There are chronic conditions that need regular check-ups and even critical care. If all the hospitals are asked to have beds for Covid patients, how do we keep non-Covid patients safe while providing them with the care they need in the hospital?
Today we can see a shortage of oxygen and ventilators in the country. This fear has forced people to stock oxygen cylinders and medicines for their families who may get infected with Covid. But why is the government not sensitising these people that unnecessarily stocking such stuff for the future is actually putting several lives at risk at the current moment!
Many critical and planned surgeries are getting postponed, and the government is entirely focusing on the Covid pandemic. But we need to take care of the non-Covid ill patients as well. Do we have any plan for them? Such patients equally require oxygen and ventilators. We will have to stock them abundantly, considering the requirements of these materials for non-Covid patients. With the surge in Covid cases and the oxygen requirement for these patients, the suppliers have started delaying the supplies to the hospitals for critically ill patients. The government needs to have a robust plan and should also focus on such patients.

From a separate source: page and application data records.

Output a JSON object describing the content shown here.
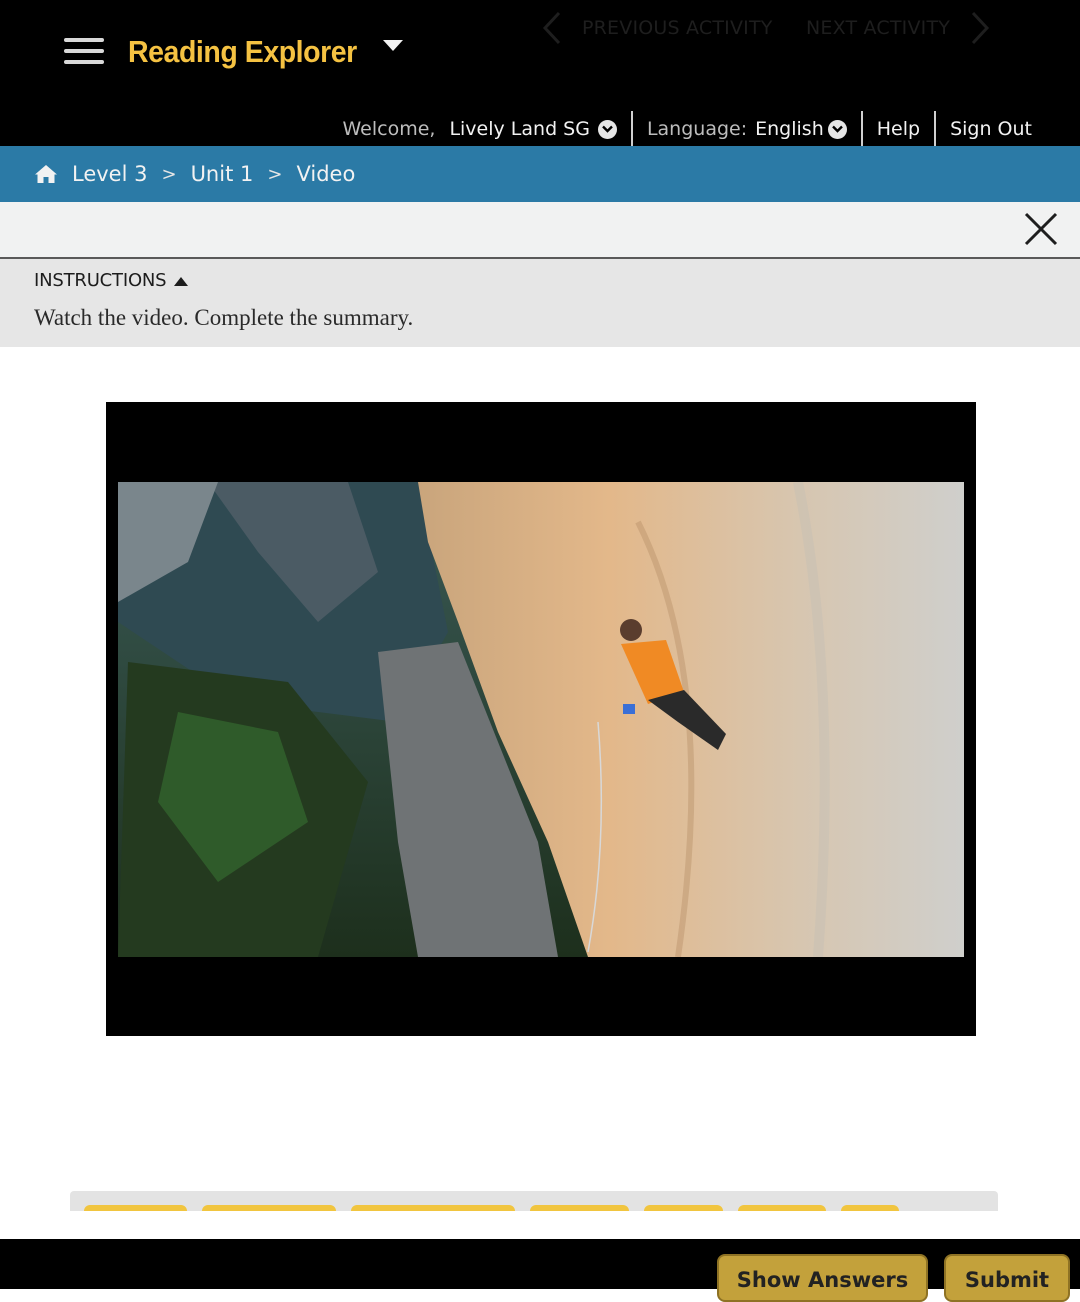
{
  "header": {
    "brand": "Reading Explorer",
    "welcome_label": "Welcome,",
    "user_name": "Lively Land SG",
    "language_label": "Language:",
    "language_value": "English",
    "help": "Help",
    "sign_out": "Sign Out"
  },
  "breadcrumb": {
    "level": "Level 3",
    "unit": "Unit 1",
    "page": "Video",
    "separator": ">"
  },
  "activity_nav": {
    "previous": "PREVIOUS ACTIVITY",
    "next": "NEXT ACTIVITY"
  },
  "instructions": {
    "heading": "INSTRUCTIONS",
    "text": "Watch the video. Complete the summary."
  },
  "footer": {
    "show_answers": "Show Answers",
    "submit": "Submit"
  },
  "colors": {
    "brand_yellow": "#f5c242",
    "breadcrumb_blue": "#2b7aa6",
    "button_gold": "#c3a13b",
    "answer_blank_yellow": "#f1c53f"
  },
  "icons": [
    "menu-icon",
    "caret-down-icon",
    "chevron-down-circle-icon",
    "home-icon",
    "chevron-left-icon",
    "chevron-right-icon",
    "close-icon",
    "triangle-up-icon"
  ]
}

There is a surge in deaths due to Covid, but we should not forget that there are other diseases as well, due to which India witnesses a large number of deaths. What strategies have we adopted to take care of people with other diseases? Also, we need to plan to keep such people away from this pandemic as Covid is acting as a catalyst in comorbid patients leading to severity among them. If all the hospitals are asked to have more beds for Covid patients, why are we not understanding that the healthcare frontliners are the same for both categories? We also know that this new wave is mutating faster; what precautions are we taking to ensure that this is not spreading from Covid patient to non-Covid patient?
The last wave of Covid in 2020 almost led to the collapse of the Indian healthcare system. We could have planned our system during the non-peak times of Covid and set examples for other countries. But our leaders got lenient towards this pandemic and declared a victory, and it has now put the Indian healthcare system through an existential crisis.

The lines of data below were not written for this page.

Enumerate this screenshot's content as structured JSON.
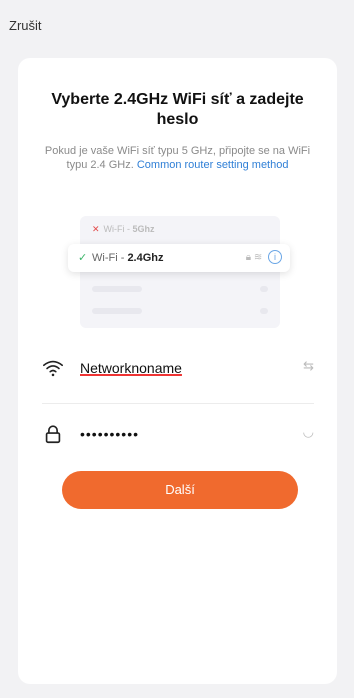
{
  "topbar": {
    "cancel_label": "Zrušit"
  },
  "heading": {
    "title": "Vyberte 2.4GHz WiFi síť a zadejte heslo"
  },
  "info": {
    "text": "Pokud je vaše WiFi síť typu 5 GHz, připojte se na WiFi typu 2.4 GHz.",
    "link_label": "Common router setting method"
  },
  "illustration": {
    "row_5ghz": {
      "prefix": "Wi-Fi - ",
      "band": "5Ghz"
    },
    "row_24ghz": {
      "prefix": "Wi-Fi - ",
      "band": "2.4Ghz"
    }
  },
  "form": {
    "network_name": "Networknoname",
    "password_masked": "••••••••••",
    "submit_label": "Další"
  },
  "colors": {
    "accent": "#f06a2e",
    "link": "#2f7fd6",
    "check": "#3bb56a",
    "error": "#e34b4b"
  }
}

We know that India has a large population, and each state is like a different country when it comes to local needs. We could have studied the models of other countries that managed the pandemic very effectively, and at least state-wise, we could have planned to make the system a robust one. But we did nothing. Access to healthcare is our fundamental right, but the government has failed to provide the same.
The Indian healthcare system has collapsed completely, and we need to have a new and robust approach to rebuild our system and protect our citizens. But for this, we need to first to have a knowledgeable and skilled team in the government. The existing team has not delivered even on the basic and instead has worsened the situation during this pandemic. Prime Minister Narendra Modi's vision is great, but the team delivering the plan has ruined the situation. The leaders need to introspect and have a team of people who can keep the citizens of India as a priority and plan accordingly.
India needs to really rethink and strategise very carefully the step ahead. If the system fails to deliver and protect our nation, there will be chaos in the country. If the current wave lasts for another month, there will be streetfights and bloodshed. We do not know how many more waves this pandemic has, but our plans need to keep India ready to face any eventuality. It is time for a shakeup at every level.
(The author is a healthcare public policy professional and leads public policy at Health Parliament - An Evidence-based Policy Think Tank. She tweets @MevishPVaishnav. Views expressed are personal, and do not necessarily reflect those of Outlook Magazine.)